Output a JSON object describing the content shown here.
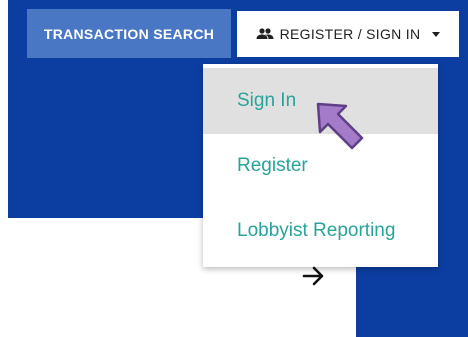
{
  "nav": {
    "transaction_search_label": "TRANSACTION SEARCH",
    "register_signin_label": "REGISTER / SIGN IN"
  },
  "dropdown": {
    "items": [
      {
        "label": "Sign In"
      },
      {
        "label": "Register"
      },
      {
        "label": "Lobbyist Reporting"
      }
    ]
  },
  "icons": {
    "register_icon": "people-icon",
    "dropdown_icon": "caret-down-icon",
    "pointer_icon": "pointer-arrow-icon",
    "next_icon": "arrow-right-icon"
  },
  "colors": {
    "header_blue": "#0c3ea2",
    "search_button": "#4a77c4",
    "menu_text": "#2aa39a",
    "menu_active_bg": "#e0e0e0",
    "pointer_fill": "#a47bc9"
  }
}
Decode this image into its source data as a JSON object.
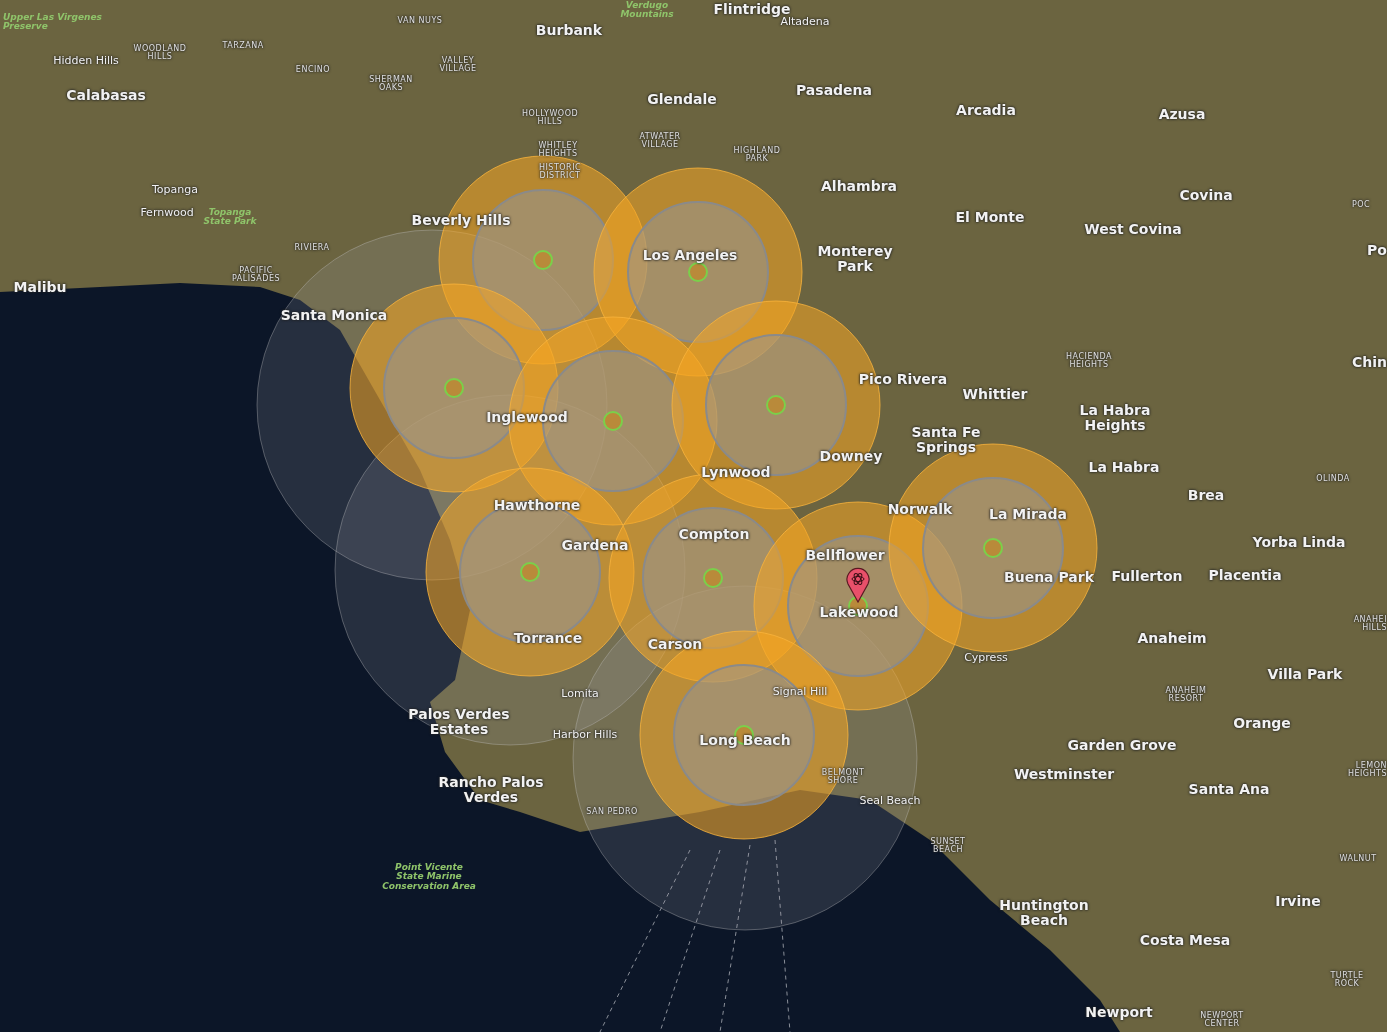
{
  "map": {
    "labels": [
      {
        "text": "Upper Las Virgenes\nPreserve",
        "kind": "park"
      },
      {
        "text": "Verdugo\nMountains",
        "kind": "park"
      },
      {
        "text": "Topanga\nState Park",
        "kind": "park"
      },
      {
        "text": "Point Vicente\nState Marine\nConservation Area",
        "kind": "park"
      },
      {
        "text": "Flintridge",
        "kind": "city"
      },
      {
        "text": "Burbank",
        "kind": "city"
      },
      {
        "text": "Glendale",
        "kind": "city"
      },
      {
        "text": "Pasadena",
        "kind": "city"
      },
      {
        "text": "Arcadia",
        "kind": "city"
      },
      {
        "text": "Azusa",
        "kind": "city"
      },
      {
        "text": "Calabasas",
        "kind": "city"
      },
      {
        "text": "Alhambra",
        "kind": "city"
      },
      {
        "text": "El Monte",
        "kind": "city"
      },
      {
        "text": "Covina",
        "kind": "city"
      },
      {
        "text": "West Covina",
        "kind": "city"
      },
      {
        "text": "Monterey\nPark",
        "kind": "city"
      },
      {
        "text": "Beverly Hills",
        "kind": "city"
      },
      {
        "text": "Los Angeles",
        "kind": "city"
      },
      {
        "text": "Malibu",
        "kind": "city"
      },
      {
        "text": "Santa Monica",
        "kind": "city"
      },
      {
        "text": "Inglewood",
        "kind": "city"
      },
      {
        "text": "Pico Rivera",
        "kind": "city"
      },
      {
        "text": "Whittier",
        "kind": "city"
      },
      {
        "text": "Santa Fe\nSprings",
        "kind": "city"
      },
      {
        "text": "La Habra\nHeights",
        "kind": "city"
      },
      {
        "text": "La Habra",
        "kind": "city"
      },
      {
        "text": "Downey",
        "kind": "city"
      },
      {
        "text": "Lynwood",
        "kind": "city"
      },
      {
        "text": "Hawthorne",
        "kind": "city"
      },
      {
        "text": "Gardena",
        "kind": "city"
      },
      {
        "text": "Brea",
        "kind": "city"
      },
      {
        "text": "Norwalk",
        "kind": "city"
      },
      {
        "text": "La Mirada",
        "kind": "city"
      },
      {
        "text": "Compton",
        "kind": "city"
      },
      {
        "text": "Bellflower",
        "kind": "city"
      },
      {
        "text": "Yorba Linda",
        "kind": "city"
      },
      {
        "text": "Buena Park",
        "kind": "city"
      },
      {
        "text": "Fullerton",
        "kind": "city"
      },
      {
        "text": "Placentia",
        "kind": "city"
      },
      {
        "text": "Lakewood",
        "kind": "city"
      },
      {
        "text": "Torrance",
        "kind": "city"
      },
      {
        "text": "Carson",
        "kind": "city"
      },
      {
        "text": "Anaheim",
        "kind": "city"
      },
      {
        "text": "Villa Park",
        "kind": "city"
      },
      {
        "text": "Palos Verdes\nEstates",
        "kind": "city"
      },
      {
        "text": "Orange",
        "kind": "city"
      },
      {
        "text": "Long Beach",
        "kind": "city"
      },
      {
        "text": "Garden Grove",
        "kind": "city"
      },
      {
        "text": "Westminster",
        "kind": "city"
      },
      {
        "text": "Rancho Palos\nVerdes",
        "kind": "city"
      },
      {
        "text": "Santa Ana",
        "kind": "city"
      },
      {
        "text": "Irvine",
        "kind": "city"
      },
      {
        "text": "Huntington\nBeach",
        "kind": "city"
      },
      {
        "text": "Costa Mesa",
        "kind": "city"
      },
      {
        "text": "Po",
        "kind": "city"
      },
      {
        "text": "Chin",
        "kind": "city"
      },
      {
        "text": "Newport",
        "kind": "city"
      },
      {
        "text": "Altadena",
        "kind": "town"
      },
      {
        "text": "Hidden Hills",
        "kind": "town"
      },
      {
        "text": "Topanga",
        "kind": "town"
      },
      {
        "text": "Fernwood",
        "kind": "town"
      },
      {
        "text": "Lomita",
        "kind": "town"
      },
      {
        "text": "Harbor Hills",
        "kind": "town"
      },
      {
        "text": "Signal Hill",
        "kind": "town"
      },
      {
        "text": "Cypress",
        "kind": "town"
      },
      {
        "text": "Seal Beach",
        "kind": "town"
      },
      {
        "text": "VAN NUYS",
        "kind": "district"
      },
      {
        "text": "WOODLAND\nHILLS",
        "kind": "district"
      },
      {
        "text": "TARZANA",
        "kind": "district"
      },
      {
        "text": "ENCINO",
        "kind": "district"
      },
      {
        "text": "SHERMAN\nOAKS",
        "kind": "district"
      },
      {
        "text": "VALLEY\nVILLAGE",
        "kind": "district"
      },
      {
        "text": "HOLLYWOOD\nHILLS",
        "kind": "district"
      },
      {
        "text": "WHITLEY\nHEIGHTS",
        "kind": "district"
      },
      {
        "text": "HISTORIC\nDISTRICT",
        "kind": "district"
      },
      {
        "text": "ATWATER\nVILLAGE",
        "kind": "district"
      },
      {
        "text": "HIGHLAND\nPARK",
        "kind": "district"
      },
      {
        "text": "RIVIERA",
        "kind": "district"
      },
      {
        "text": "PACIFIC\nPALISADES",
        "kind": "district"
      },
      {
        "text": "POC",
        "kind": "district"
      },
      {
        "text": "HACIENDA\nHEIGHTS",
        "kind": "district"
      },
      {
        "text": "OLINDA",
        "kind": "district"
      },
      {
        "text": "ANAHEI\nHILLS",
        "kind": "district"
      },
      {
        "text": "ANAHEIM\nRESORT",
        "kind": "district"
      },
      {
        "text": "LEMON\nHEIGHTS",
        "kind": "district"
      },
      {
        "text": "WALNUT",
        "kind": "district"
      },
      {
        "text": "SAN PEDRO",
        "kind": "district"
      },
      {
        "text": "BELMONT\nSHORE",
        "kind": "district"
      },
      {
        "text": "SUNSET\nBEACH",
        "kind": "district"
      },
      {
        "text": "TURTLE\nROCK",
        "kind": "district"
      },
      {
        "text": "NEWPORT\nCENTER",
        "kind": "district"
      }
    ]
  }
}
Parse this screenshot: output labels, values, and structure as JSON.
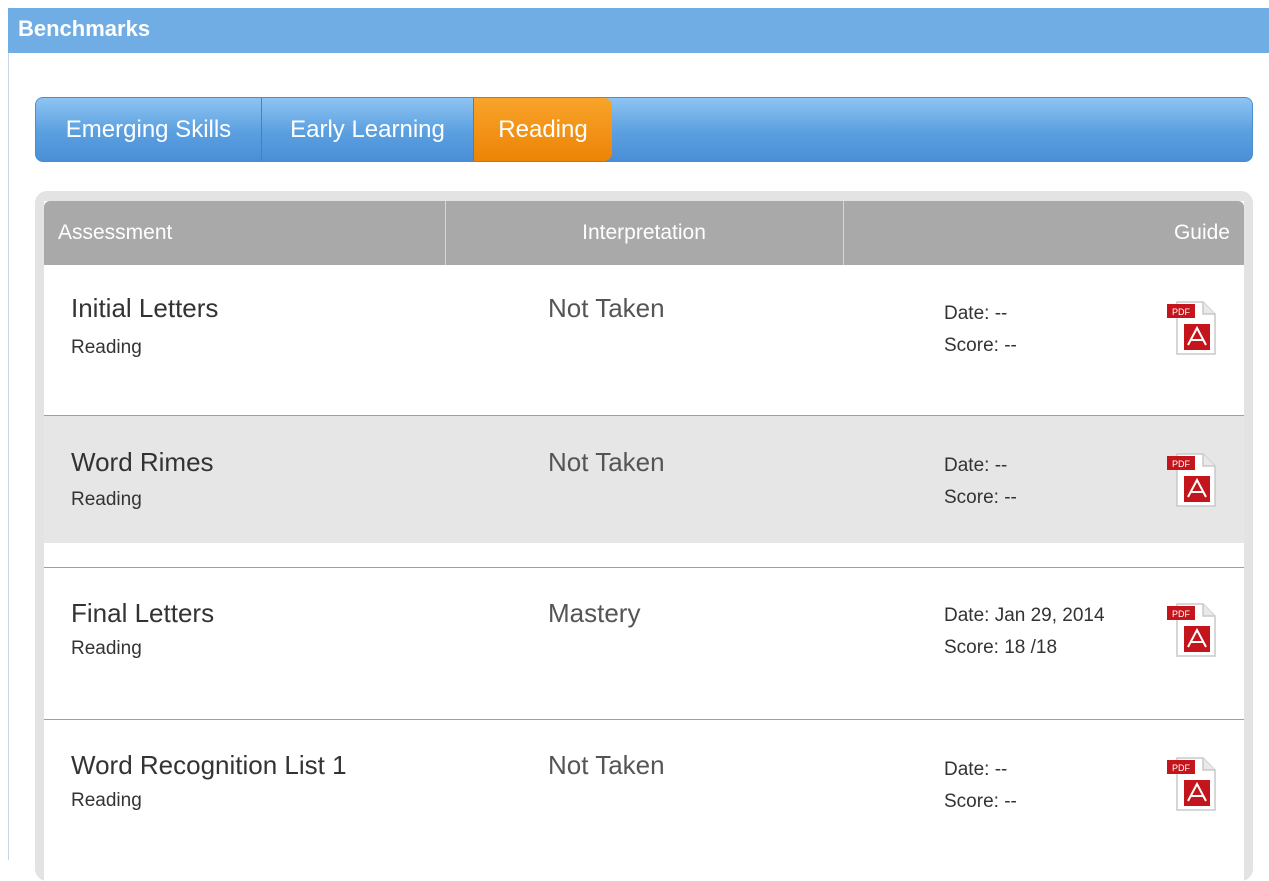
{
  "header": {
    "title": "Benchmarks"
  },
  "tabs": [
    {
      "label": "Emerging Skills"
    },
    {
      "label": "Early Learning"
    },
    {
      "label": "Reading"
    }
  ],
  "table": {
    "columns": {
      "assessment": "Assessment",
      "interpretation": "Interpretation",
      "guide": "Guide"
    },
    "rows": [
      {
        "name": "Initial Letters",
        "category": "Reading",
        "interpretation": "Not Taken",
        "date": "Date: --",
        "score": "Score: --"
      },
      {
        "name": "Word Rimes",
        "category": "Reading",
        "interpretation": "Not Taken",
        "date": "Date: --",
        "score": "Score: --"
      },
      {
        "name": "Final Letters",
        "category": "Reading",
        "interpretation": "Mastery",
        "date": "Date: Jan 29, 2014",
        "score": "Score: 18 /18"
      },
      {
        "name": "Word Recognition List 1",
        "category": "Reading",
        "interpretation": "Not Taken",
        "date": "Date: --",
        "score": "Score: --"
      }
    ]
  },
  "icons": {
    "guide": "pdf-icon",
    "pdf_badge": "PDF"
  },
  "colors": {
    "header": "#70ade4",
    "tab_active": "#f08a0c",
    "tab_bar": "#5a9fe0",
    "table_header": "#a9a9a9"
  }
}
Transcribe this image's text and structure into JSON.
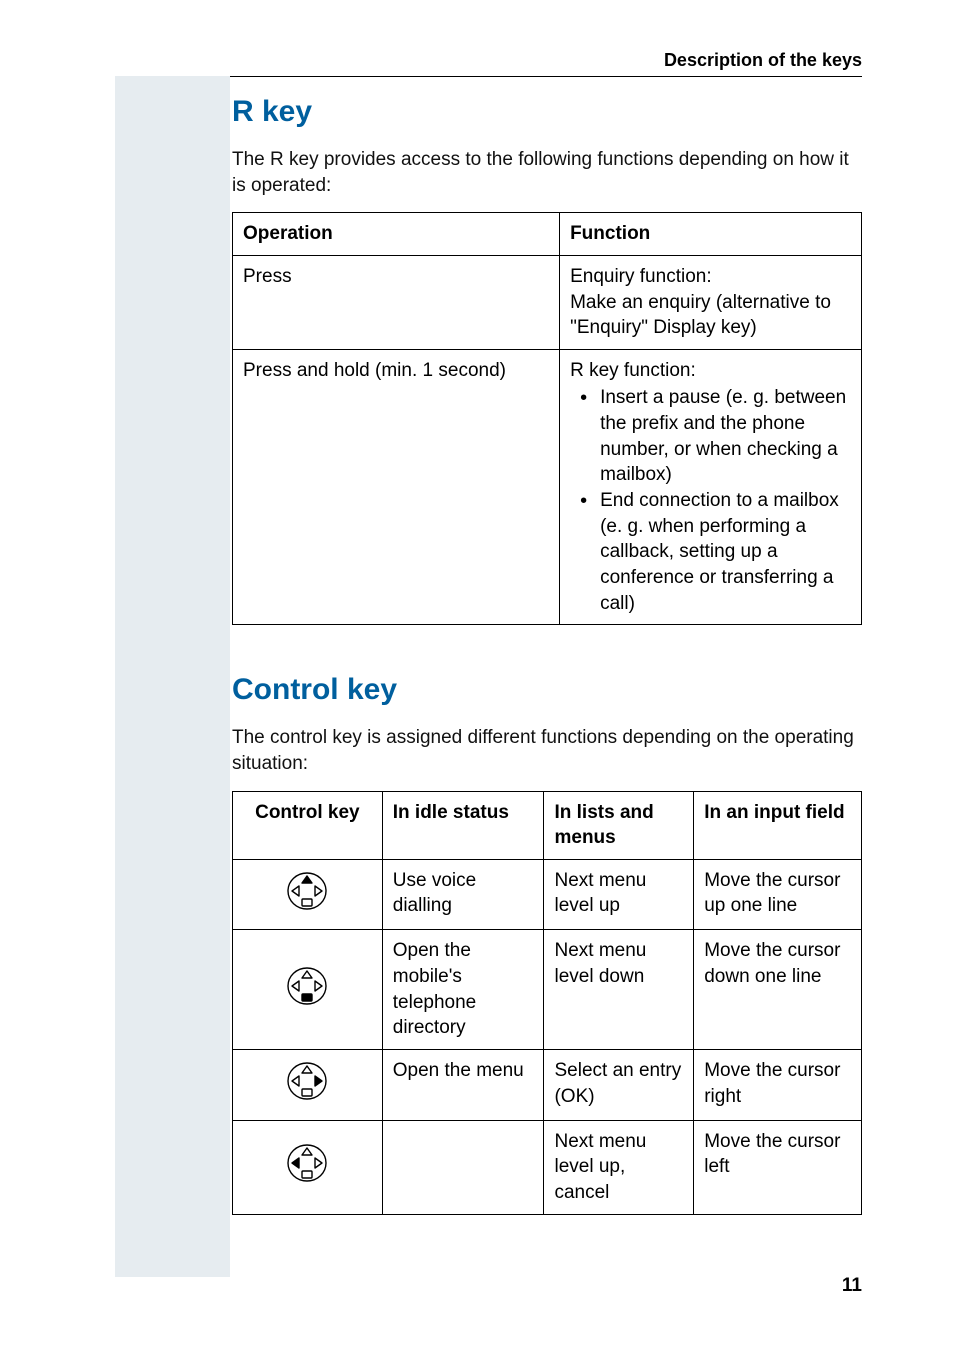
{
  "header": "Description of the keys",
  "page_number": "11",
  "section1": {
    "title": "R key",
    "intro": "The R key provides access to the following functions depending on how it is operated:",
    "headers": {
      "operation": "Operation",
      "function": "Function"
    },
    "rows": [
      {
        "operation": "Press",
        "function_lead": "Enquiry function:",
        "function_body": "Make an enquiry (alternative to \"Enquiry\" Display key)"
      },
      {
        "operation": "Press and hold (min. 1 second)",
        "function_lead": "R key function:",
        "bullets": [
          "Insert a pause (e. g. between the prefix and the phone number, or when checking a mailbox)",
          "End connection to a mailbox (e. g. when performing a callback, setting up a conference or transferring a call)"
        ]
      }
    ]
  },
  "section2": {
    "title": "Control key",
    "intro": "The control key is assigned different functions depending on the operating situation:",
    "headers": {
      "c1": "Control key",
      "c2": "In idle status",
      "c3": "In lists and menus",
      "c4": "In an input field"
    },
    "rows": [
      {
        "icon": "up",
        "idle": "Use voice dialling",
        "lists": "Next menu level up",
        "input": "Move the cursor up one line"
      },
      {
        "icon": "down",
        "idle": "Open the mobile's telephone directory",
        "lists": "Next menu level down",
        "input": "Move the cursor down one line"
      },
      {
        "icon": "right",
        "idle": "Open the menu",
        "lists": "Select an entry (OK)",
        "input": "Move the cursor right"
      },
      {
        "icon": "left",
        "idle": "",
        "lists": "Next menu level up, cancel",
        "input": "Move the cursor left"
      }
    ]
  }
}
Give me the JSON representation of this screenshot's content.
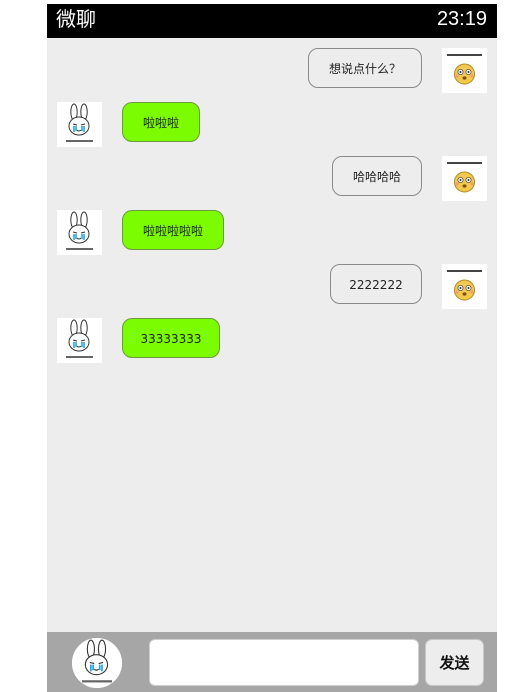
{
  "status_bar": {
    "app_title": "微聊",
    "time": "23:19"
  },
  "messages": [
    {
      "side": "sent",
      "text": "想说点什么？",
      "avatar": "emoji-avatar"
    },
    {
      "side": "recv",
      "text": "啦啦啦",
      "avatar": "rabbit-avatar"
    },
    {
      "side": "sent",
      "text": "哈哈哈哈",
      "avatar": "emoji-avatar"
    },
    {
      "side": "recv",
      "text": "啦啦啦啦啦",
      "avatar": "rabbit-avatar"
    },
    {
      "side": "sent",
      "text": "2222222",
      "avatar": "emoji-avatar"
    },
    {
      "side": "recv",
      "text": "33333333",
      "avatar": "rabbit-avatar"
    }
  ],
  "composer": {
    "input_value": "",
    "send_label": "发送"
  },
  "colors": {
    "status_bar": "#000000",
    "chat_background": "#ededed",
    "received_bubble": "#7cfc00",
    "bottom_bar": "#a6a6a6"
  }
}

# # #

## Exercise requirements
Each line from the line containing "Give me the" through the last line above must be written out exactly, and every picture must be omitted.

## Solution to the problem
Give me the JSON representation of this screenshot's content.
{
  "status_bar": {
    "app_title": "微聊",
    "time": "23:19"
  },
  "messages": [
    {
      "side": "sent",
      "text": "想说点什么？",
      "avatar": "emoji-avatar"
    },
    {
      "side": "recv",
      "text": "啦啦啦",
      "avatar": "rabbit-avatar"
    },
    {
      "side": "sent",
      "text": "哈哈哈哈",
      "avatar": "emoji-avatar"
    },
    {
      "side": "recv",
      "text": "啦啦啦啦啦",
      "avatar": "rabbit-avatar"
    },
    {
      "side": "sent",
      "text": "2222222",
      "avatar": "emoji-avatar"
    },
    {
      "side": "recv",
      "text": "33333333",
      "avatar": "rabbit-avatar"
    }
  ],
  "composer": {
    "input_value": "",
    "send_label": "发送"
  },
  "colors": {
    "status_bar": "#000000",
    "chat_background": "#ededed",
    "received_bubble": "#7cfc00",
    "bottom_bar": "#a6a6a6"
  }
}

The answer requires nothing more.